Janet Woodcock: FDA is very interested in reforming the OTC monograph process. This process was established many, many decades ago, and it fixes drugs under the monograph process to those drugs extant over the counter in the seventies, so it doesn't allow for innovation.  In addition, because we have to do the monographs as regulations, we can't respond rapidly to new scientific information about safety problems, and this has created many a problem for us and for the public.  Furthermore, this program is severely under resourced for the job that it has to do, and so, we are hoping that Congress would help us, as they have been interested in doing, in reform of this process and also providing additional resources so we can get the job done.

Colleen Labbe: We continue to address the national opioid crisis.  Can you update us on recent and future actions?

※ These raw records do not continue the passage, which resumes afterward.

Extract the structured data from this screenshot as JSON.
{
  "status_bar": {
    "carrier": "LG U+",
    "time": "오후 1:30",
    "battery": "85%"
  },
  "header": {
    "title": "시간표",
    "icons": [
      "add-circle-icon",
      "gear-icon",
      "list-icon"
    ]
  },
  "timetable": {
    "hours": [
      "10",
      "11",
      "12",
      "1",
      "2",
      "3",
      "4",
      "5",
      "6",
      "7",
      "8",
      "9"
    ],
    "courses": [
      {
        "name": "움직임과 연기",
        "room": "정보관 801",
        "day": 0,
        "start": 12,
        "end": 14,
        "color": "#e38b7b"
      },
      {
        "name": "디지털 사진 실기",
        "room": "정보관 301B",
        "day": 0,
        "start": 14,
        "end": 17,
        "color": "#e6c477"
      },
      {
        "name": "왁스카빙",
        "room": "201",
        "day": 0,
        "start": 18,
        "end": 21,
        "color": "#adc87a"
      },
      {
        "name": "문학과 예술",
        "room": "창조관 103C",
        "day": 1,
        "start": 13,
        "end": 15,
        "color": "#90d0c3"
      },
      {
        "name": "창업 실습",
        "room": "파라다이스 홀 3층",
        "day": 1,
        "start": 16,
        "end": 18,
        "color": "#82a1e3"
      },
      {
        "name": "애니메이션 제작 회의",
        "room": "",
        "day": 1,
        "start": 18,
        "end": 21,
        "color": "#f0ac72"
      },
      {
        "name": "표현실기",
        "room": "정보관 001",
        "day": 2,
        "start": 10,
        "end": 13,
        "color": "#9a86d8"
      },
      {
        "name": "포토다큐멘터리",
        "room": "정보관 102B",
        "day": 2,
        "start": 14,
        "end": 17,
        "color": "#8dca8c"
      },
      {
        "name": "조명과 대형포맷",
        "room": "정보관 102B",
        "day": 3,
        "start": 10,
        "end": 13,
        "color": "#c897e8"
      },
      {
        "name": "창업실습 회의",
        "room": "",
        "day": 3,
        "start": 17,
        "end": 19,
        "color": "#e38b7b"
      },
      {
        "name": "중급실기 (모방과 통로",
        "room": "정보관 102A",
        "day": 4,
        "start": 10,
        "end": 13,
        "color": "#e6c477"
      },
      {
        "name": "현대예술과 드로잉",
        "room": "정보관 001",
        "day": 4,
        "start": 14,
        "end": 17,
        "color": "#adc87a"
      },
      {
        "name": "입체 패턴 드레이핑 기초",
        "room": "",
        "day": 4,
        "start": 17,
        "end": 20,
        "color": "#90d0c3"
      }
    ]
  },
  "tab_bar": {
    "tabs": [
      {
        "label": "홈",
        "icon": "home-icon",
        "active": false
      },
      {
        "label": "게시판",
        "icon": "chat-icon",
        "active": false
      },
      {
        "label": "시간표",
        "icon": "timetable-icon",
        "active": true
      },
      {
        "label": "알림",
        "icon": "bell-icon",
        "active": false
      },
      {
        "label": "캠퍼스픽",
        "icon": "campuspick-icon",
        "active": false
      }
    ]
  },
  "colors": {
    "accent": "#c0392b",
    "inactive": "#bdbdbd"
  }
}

Janet Woodcock: The opioid crisis facing the nation is really multifactorial, and FDA is trying to play its role to the fullest.  In 2018, we expanded the REMS that we have over, that we had over the extended-release opioids to the immediate-release opioids.  This is mandating a very large continuing education program for all sorts of health professionals to provide them with the information they need to manage pain better and to try to avoid opioids, if at all possible, when other alternative interventions would be satisfactory.  In addition, of course, we're doing multiple other things, including encouraging the development of new modalities both to treat opioid-use disorder and its consequences, such as withdrawal, as well as the development of alternative analgesics that could be used instead of opioids. We're working with the National Institutes of Health on their very ambitious research agenda, and we're very strong partners with NIH on many of the programs that they're putting forth. So, I believe that 2019 will also be an extremely active year for FDA. We will be implementing some of the provisions and authorities given to us under the SUPPORT Act by Congress, and we are actively, right now, evaluating those provisions to see how we can make some relatively rapid interventions that could help change the trajectory of this problem.

Colleen Labbe: Dr. Woodcock, thank you for sharing your thoughts again today. We look forward to 2019.

[Thanks for listening.  For more information about what you heard today, please visit our website at FDA.gov/drugs. ]